Assignment:
Pick out every line in the data below that holds "post".
%%
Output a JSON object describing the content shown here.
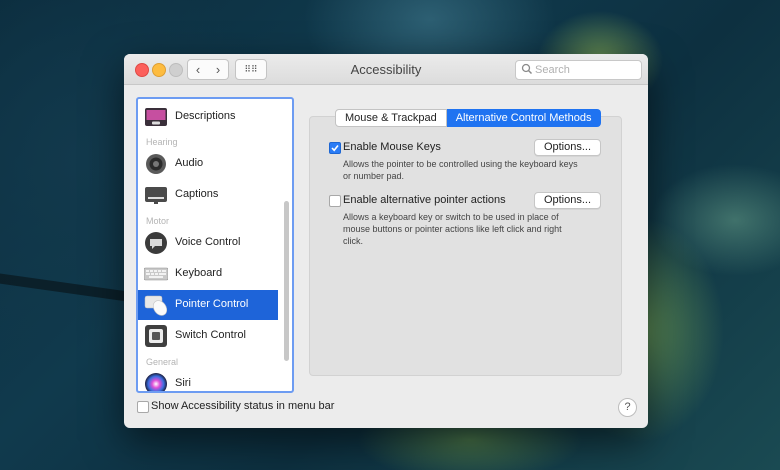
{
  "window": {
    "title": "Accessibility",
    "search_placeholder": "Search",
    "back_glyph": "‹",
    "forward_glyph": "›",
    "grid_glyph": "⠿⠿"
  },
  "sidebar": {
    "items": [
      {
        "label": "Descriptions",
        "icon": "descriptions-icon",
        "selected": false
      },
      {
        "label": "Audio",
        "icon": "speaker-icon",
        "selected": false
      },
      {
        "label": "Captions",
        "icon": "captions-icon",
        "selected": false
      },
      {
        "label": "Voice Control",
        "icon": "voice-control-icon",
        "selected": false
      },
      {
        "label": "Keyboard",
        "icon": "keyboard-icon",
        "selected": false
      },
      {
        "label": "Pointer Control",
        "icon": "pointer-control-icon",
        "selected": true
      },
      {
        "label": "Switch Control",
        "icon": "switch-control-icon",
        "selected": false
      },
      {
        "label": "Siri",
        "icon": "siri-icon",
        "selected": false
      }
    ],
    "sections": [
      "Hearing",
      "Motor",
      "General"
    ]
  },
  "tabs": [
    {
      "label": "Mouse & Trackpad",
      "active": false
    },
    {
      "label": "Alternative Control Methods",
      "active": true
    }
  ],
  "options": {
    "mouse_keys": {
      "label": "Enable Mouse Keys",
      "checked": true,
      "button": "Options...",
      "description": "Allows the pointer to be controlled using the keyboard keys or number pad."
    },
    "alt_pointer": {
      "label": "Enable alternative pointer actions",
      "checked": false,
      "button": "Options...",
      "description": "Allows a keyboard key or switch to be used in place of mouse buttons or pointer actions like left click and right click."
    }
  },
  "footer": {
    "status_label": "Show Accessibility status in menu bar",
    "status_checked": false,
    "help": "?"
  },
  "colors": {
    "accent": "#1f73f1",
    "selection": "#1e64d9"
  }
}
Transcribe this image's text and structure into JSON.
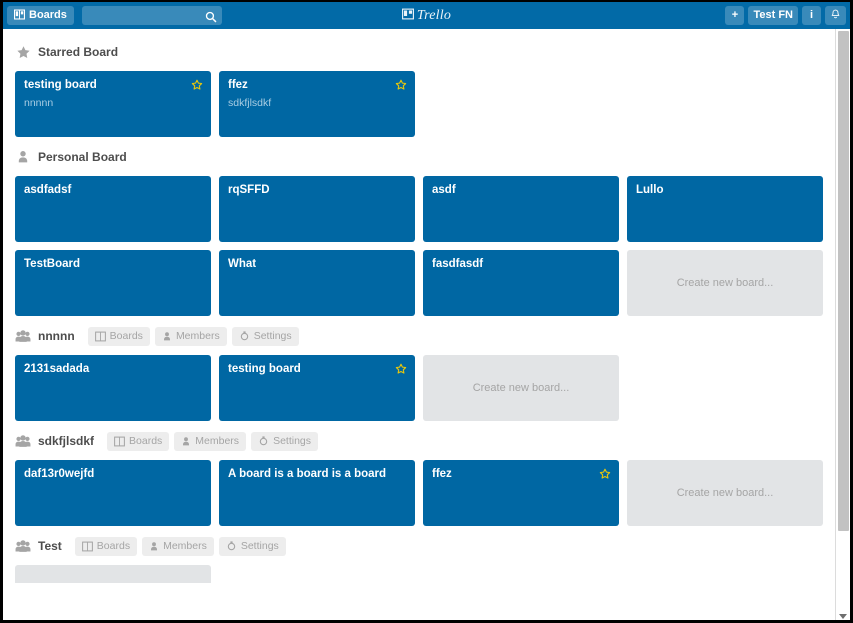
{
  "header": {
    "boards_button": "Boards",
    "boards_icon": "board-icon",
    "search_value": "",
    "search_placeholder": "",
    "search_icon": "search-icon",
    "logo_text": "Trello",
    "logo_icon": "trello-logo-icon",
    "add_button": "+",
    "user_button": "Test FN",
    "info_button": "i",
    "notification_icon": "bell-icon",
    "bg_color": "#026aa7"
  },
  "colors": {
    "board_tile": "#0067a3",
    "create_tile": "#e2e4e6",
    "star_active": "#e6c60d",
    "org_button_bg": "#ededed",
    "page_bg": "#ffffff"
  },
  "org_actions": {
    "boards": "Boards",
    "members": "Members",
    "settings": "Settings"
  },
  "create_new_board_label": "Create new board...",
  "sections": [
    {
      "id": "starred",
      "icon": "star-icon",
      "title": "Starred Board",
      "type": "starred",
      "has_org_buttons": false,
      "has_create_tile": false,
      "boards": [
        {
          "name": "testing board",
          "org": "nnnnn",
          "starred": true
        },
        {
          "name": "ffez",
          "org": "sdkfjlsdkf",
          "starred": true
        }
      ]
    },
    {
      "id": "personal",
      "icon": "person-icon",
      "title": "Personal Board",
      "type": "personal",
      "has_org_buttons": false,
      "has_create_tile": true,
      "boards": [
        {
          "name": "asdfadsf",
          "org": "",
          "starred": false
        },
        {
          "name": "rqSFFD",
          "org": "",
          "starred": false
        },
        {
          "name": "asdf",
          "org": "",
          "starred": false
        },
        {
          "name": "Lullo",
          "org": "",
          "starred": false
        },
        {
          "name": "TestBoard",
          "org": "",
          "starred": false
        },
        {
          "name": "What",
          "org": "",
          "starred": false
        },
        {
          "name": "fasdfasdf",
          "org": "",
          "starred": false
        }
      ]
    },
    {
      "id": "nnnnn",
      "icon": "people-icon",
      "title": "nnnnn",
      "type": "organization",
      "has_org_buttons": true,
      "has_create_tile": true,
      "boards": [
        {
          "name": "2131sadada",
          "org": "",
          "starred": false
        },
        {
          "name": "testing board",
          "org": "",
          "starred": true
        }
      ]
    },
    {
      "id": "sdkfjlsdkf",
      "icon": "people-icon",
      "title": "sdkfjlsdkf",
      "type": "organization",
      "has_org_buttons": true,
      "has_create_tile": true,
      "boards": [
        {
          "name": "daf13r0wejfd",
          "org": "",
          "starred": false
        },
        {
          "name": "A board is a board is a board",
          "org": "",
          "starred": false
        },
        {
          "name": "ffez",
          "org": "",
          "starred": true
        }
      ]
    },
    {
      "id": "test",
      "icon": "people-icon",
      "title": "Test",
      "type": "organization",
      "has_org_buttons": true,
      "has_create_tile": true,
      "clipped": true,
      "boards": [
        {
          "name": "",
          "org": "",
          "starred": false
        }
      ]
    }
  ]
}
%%
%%
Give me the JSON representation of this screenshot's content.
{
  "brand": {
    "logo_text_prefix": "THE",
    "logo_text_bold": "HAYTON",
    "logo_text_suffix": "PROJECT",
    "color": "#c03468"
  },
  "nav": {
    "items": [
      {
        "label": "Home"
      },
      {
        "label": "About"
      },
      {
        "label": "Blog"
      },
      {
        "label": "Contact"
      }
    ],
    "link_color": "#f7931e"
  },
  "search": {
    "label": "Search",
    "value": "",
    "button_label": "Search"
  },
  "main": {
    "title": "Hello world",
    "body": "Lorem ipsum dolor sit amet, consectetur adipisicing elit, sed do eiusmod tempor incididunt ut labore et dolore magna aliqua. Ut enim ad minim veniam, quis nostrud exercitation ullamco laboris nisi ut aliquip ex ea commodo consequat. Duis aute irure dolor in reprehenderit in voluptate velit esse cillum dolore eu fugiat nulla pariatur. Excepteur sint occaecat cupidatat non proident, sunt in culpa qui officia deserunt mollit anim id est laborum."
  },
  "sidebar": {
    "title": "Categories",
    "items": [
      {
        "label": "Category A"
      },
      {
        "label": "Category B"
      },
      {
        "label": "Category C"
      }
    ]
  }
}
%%
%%
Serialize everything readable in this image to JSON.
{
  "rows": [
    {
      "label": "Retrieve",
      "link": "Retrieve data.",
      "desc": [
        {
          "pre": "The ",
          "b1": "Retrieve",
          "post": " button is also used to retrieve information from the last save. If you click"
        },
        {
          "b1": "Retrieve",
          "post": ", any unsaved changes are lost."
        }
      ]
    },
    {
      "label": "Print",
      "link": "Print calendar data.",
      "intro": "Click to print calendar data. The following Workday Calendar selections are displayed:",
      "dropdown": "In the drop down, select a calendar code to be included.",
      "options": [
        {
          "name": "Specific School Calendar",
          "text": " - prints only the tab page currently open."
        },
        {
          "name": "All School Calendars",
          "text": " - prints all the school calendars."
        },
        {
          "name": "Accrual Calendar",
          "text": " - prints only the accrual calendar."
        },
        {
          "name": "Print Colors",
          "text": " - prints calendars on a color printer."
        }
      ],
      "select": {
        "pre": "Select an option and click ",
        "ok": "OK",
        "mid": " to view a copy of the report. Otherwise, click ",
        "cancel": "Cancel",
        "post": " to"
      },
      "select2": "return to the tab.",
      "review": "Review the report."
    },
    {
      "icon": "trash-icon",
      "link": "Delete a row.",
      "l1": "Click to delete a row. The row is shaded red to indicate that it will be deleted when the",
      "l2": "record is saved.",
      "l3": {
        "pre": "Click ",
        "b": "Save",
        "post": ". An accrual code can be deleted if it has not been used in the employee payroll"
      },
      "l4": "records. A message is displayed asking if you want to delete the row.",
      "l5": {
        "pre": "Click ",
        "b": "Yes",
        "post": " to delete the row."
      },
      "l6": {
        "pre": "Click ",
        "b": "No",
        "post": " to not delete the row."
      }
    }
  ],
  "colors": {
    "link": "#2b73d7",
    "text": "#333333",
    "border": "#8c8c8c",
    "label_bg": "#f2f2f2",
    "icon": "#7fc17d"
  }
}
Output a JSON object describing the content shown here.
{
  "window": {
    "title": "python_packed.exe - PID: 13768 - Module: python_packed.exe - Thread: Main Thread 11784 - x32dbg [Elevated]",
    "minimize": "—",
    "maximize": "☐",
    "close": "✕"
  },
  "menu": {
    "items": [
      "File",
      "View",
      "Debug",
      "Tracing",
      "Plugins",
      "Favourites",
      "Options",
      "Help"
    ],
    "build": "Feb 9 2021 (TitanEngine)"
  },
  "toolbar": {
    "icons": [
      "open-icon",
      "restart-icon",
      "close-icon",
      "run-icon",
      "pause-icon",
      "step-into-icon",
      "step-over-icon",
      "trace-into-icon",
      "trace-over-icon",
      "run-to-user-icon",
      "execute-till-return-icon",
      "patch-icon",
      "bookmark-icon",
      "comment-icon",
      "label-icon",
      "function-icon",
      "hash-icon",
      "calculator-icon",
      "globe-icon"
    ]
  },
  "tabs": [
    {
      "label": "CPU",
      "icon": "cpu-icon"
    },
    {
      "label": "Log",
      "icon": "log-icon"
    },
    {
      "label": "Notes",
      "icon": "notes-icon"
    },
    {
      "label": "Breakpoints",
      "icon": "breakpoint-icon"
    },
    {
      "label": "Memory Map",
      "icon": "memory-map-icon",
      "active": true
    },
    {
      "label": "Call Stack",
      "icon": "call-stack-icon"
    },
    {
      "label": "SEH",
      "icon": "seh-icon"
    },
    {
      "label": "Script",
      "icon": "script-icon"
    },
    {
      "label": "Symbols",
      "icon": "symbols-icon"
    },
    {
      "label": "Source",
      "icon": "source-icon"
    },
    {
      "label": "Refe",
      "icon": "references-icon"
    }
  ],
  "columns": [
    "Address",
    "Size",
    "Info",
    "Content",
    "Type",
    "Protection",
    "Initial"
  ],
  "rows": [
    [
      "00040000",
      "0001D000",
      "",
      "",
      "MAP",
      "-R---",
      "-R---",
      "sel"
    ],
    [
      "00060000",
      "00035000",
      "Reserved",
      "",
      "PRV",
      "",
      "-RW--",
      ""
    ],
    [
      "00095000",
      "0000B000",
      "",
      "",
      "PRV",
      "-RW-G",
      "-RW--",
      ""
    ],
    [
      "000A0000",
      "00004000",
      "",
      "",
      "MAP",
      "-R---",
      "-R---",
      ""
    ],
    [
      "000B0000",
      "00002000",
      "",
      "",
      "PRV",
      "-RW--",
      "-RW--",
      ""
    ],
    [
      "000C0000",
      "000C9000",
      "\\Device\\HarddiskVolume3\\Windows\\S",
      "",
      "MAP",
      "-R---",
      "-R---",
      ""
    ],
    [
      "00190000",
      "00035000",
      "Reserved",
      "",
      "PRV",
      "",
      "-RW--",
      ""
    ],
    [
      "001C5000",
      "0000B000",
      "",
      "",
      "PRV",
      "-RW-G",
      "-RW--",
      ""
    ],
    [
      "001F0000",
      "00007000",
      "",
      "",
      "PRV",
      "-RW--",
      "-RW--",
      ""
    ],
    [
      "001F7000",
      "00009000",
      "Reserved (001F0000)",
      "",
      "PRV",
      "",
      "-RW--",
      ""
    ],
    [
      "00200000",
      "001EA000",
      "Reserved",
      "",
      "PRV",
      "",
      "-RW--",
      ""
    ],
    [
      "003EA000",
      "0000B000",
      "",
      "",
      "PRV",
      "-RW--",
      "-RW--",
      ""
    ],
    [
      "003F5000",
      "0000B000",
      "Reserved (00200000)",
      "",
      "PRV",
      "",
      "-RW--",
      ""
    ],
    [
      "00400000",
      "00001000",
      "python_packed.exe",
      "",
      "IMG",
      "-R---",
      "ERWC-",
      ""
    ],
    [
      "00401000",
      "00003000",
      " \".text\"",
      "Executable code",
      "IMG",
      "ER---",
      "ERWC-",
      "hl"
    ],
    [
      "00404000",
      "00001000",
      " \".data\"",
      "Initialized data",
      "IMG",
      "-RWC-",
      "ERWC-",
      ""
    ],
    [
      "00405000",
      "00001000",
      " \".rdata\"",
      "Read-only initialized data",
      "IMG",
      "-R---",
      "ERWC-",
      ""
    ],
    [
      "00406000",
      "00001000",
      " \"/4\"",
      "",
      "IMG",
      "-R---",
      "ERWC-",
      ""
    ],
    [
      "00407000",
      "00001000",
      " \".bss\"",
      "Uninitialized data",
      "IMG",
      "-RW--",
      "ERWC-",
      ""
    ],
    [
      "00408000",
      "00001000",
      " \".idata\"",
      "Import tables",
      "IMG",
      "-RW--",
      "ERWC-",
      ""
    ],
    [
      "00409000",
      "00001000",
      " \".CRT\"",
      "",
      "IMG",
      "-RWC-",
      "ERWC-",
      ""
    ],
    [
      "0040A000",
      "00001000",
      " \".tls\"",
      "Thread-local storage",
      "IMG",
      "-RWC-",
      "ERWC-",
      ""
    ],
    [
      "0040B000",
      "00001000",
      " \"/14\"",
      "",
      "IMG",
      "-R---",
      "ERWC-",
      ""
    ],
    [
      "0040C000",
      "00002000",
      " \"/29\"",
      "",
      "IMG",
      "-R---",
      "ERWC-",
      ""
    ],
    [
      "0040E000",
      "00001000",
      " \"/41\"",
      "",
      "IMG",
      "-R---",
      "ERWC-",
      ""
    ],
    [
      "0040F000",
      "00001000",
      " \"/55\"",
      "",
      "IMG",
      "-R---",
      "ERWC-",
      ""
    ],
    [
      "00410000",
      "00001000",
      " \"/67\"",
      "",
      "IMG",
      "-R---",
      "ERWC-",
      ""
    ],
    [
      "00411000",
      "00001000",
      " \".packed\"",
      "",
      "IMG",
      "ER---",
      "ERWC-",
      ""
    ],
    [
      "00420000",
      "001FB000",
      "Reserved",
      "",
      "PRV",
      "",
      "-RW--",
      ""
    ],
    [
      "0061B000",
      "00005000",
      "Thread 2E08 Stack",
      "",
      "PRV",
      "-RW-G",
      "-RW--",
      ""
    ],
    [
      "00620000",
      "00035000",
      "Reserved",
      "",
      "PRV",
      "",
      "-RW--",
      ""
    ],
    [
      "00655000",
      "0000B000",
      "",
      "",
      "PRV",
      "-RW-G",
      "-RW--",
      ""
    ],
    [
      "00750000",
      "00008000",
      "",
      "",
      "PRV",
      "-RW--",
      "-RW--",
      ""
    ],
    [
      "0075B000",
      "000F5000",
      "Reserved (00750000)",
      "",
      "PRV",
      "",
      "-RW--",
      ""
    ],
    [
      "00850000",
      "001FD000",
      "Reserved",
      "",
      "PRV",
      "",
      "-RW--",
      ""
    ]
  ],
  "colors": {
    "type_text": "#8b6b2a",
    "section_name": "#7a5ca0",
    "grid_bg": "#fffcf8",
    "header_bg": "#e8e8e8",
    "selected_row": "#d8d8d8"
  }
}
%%
Result of this exercise:
          "post": " button is also used to retrieve information from the last save. If you click"
          "post": ", any unsaved changes are lost."
        "post": " to"
        "post": ". An accrual code can be deleted if it has not been used in the employee payroll"
        "post": " to delete the row."
        "post": " to not delete the row."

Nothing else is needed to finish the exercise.